French fashion brand Dior is exploring its relationship with British culture by sponsoring an exhibition at London’s Victoria and Albert Museum in what is the label’s largest retrospective in the United Kingdom.
Situated in the museum’s Sainsbury Gallery, the exhibit will highlight collaborations between Dior and British manufacturers as well as designs created for notable Britons, including Princess Margaret. “Christian Dior: Designer of Dreams” will be on display from Feb. 2 to July 14 and is the museum’s biggest fashion exhibit since 2015’s “Alexander McQueen: Savage Beauty” (see story).
“More than exploring the designer and his design process, this exhibit is important because it provides a textbook example of how singular fashion brands evolved during the 20th century,” said Thomaï Serdari, brand strategist and professor of luxury marketing at New York University and coeditor of “Luxury: History Culture Consumption,” New York.
“The growth of the Dior brand happened concurrently with the expansion of the fashion industry in the mass market,” Ms. Serdari said. “It is at that level that the dreamy character of Dior couture captured the popular imagination equating it with fashion that the fairest of ladies should wear.”
Ms. Serdari is not affiliated with Dior, but agreed to comment as an industry expert. Dior was reached for comment.
From the archives
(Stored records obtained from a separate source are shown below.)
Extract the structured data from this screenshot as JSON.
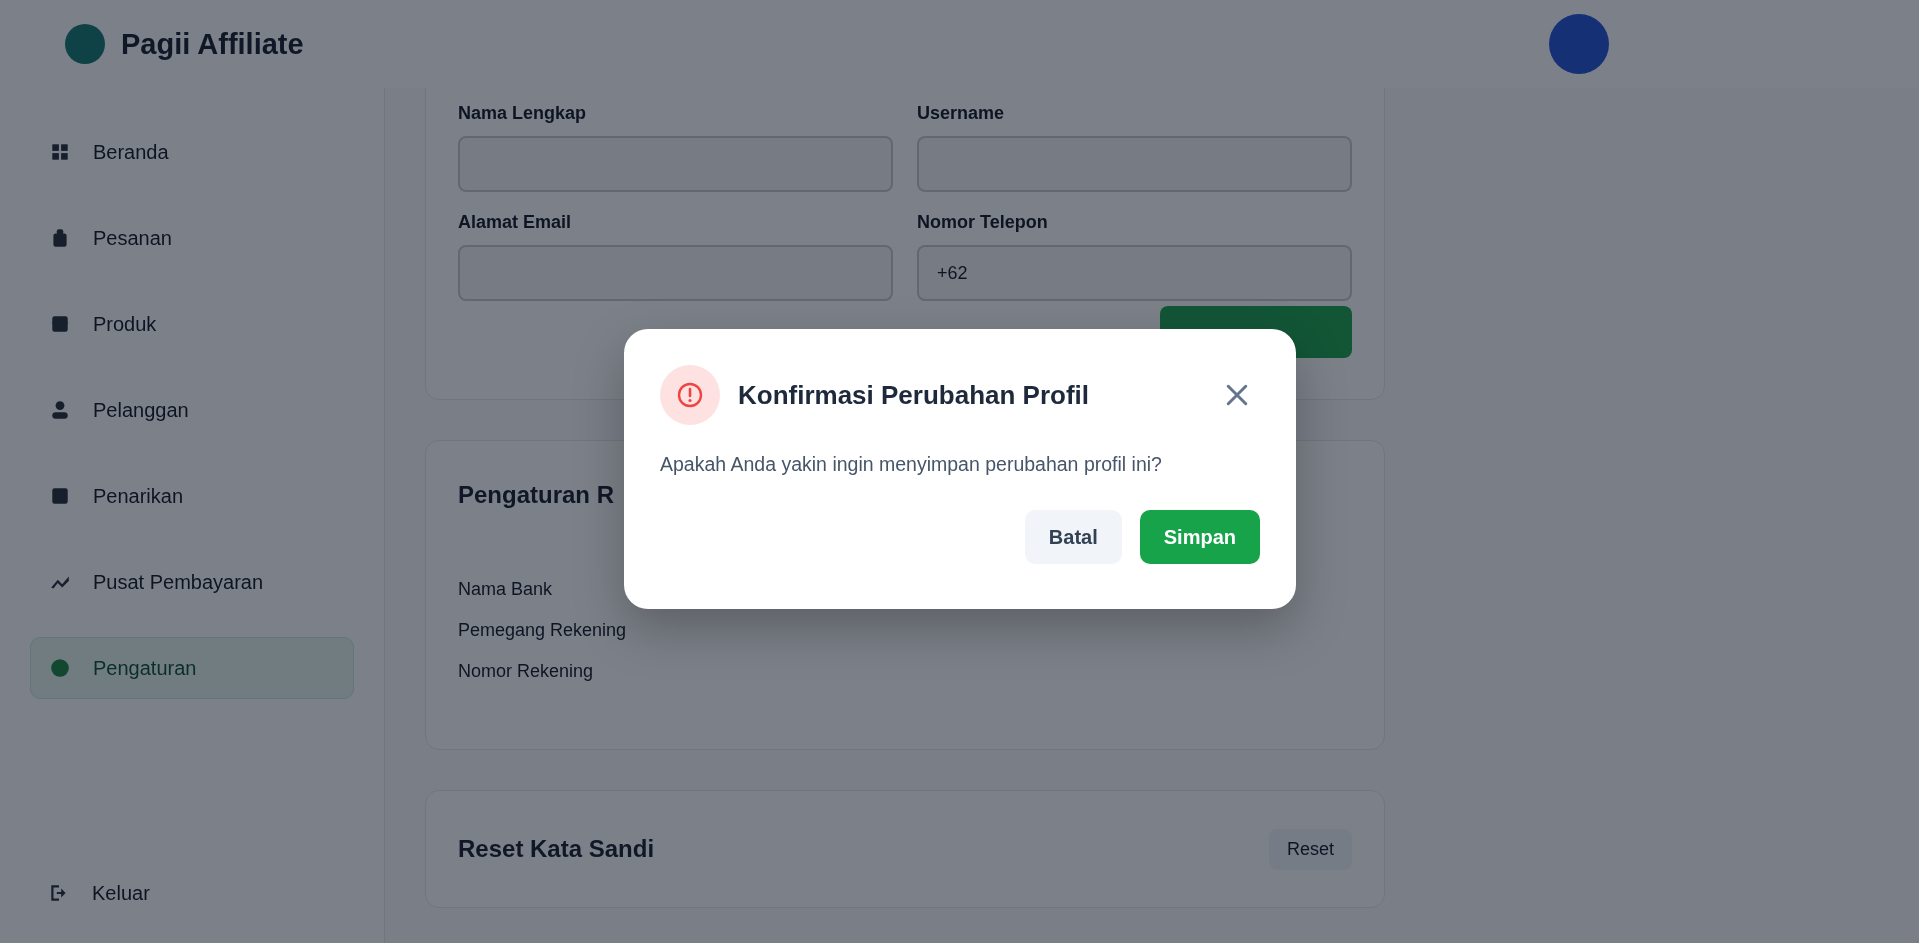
{
  "brand": {
    "name": "Pagii Affiliate"
  },
  "sidebar": {
    "items": [
      {
        "label": "Beranda",
        "selected": false
      },
      {
        "label": "Pesanan",
        "selected": false
      },
      {
        "label": "Produk",
        "selected": false
      },
      {
        "label": "Pelanggan",
        "selected": false
      },
      {
        "label": "Penarikan",
        "selected": false
      },
      {
        "label": "Pusat Pembayaran",
        "selected": false
      },
      {
        "label": "Pengaturan",
        "selected": true
      }
    ],
    "logout": "Keluar"
  },
  "profile_form": {
    "fields": [
      {
        "label": "Nama Lengkap"
      },
      {
        "label": "Username"
      },
      {
        "label": "Alamat Email"
      },
      {
        "label": "Nomor Telepon",
        "prefix": "+62"
      }
    ]
  },
  "bank_settings": {
    "title": "Pengaturan R",
    "rows": [
      "Nama Bank",
      "Pemegang Rekening",
      "Nomor Rekening"
    ]
  },
  "password_reset": {
    "title": "Reset Kata Sandi",
    "button": "Reset"
  },
  "dialog": {
    "title": "Konfirmasi Perubahan Profil",
    "message": "Apakah Anda yakin ingin menyimpan perubahan profil ini?",
    "buttons": [
      {
        "label": "Batal",
        "kind": "secondary"
      },
      {
        "label": "Simpan",
        "kind": "primary"
      }
    ]
  }
}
Christian Dior opened its first London boutique in 1952, but the exhibition includes items from the label’s inception in 1947.
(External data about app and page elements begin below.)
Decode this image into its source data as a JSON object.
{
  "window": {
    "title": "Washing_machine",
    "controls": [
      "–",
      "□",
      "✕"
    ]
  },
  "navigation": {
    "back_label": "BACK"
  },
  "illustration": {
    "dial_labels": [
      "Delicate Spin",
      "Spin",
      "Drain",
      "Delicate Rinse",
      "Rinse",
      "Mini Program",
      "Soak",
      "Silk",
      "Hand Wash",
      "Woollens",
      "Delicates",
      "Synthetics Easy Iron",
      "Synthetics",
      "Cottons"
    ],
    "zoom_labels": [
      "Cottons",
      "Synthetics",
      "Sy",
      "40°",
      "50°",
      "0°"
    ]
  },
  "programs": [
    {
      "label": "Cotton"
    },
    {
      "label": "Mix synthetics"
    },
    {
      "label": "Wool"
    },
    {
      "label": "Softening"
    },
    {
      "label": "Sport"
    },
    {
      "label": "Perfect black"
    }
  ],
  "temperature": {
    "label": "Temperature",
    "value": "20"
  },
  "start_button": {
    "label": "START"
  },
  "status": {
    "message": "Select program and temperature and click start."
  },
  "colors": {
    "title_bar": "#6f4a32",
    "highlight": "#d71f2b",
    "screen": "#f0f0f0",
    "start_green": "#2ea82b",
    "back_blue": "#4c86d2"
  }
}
The exhibit displays more than 500 artifacts from the Dior Archives, including more than 200 haute couture gowns, fashion photography, vintage perfume and even personal possessions from the brand's eponymous designer.
Fashion illustrations by René Gruau are included in the exhibition. Image credit: Victoria and Albert Museum
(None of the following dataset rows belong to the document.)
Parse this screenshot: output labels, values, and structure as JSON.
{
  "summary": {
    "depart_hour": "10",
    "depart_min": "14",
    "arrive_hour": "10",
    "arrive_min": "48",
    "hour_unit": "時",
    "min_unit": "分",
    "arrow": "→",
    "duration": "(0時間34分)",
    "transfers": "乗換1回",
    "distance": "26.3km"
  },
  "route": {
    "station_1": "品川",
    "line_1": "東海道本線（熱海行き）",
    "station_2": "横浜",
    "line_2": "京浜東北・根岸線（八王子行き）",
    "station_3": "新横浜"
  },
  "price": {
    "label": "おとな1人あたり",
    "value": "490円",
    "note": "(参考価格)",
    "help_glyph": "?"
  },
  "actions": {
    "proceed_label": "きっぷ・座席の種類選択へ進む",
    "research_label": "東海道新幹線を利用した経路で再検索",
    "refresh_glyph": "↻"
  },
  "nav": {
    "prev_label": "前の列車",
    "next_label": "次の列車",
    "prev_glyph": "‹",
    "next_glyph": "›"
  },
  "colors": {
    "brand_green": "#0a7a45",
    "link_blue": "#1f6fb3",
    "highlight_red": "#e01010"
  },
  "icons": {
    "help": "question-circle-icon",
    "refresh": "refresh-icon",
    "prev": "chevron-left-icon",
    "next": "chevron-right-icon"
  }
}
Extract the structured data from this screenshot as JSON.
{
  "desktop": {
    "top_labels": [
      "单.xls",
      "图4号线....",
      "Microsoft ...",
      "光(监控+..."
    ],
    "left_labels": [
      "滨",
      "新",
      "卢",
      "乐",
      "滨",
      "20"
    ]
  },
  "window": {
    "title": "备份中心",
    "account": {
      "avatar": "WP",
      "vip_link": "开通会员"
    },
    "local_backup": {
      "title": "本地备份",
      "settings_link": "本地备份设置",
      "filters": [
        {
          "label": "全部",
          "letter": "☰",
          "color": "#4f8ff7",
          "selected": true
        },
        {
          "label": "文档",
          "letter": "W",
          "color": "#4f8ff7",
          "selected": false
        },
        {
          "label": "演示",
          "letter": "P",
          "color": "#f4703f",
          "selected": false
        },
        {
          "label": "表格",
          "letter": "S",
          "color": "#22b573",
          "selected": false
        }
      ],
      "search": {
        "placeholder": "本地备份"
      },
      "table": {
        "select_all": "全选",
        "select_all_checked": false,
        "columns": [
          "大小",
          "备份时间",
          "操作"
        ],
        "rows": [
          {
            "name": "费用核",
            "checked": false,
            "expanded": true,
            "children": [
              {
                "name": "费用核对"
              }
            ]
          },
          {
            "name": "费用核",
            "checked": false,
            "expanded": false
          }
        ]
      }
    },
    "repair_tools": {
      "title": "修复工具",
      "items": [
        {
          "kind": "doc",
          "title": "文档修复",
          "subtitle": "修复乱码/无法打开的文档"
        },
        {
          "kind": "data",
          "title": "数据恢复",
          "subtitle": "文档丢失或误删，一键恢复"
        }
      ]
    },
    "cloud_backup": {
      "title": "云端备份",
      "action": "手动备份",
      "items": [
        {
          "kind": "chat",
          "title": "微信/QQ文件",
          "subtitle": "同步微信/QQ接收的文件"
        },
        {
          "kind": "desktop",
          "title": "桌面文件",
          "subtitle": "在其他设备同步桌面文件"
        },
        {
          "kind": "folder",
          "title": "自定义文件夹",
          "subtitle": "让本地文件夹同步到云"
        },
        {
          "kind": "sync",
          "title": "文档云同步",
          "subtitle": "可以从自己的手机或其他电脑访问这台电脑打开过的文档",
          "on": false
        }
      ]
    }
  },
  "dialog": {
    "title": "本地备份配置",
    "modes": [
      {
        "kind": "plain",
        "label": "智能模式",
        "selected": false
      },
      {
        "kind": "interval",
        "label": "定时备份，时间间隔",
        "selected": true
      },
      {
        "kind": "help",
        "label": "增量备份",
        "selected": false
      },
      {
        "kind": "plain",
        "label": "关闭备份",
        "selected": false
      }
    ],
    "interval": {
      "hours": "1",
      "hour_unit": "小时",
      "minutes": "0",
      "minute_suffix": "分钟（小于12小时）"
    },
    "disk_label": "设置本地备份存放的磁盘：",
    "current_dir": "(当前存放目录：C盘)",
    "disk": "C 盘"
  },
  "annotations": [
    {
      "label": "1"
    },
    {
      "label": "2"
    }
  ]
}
Playing up the designer’s appreciation of British culture, the Museum of London has loaned the Christian Dior dress Princess Margaret wore for her 21st birthday in 1951. A portrait of Princess Margaret posing in the embroidered gown is also on display during the exhibition.
A special section is devoted to Dior’s fascination with England and the country homes and luxurious hotels that inspired Mr. Dior.
Dior often staged fashion shows in stately British homes, including Blenheim Palace in 1954. Some of those ensembles are included in the collection at the Victoria and Albert.
Precision-cut crystal maker Swarovski is another supporter of the exhibition, and its materials are featured in numerous pieces. The relationship between Swarovski and Dior spans decades and is highlighted through a crystal embellished golden gown created for actress Charlize Theron.
Christian Dior Bar suit. Image credit: Victoria and Albert Museum
The museum also features works by the designers who have been at the helm since Mr. Dior’s passing. Among the British collaborators also included in the display are Dents, Rayne, Lyle & Scott and Mitchel Maer.
For an educational aspect, the Victoria and Albert is hosting tours and special events to coincide with the exhibition. These opportunities include fashion illustration classes, photography courses and lectures.
The Dior exhibition was revamped for the Victoria and Albert Museum, but was inspired by a prior event at Les Arts Décoratifs in Paris, which celebrated the anniversary of the atelier’s founding.
“Christian Dior, Couturier du Rêve” was a retrospective of its founder and its couturiers, displaying more than 300 dresses and accompanying photographs.
Works of art were also incorporated into the exhibit from the Louvre Museum, the Orsay Museum and the Orangerie Museum, the Palace of Versailles, the Center Pompidou, the Museum of Decorative Arts and numerous private collections (see story).
Previously, Dior worked with the Musée International de la Parfumerie in Grasse, France to trace the legacy of its founder through scent.
The exhibit “Christian Dior – Espirit de Parfums” was a multisensory look at some of Mr. Dior’s most iconic fragrance creations as well as highlights of his life. Produced with support of Christian Dior Perfumes, the exhibit also featured the inseparable link between Dior’s fashion and fragrance creations, starting with the simultaneous launch of the New Look and Miss Dior (see story).
Designer of Dreams opts for a broader look at the label with a British angle.
“The exhibit provides several access points for the audience to enjoy and reflect on the role of fashion and how it has shaped modernity and our lives,” Ms. Sedari said.
“One can look at the details, on the micro level, and appreciate the craftsmanship or vision of the creator or, alternatively, one steps into the world of branding that reinforces the founder's dream through codification and signs that keep the brand alive and relevant,” she said. “Finally, on the macro level, one can gain a comprehensive view and understand how globalization presents new opportunities and challenges to creative houses that need to expand while also preserving the dream.”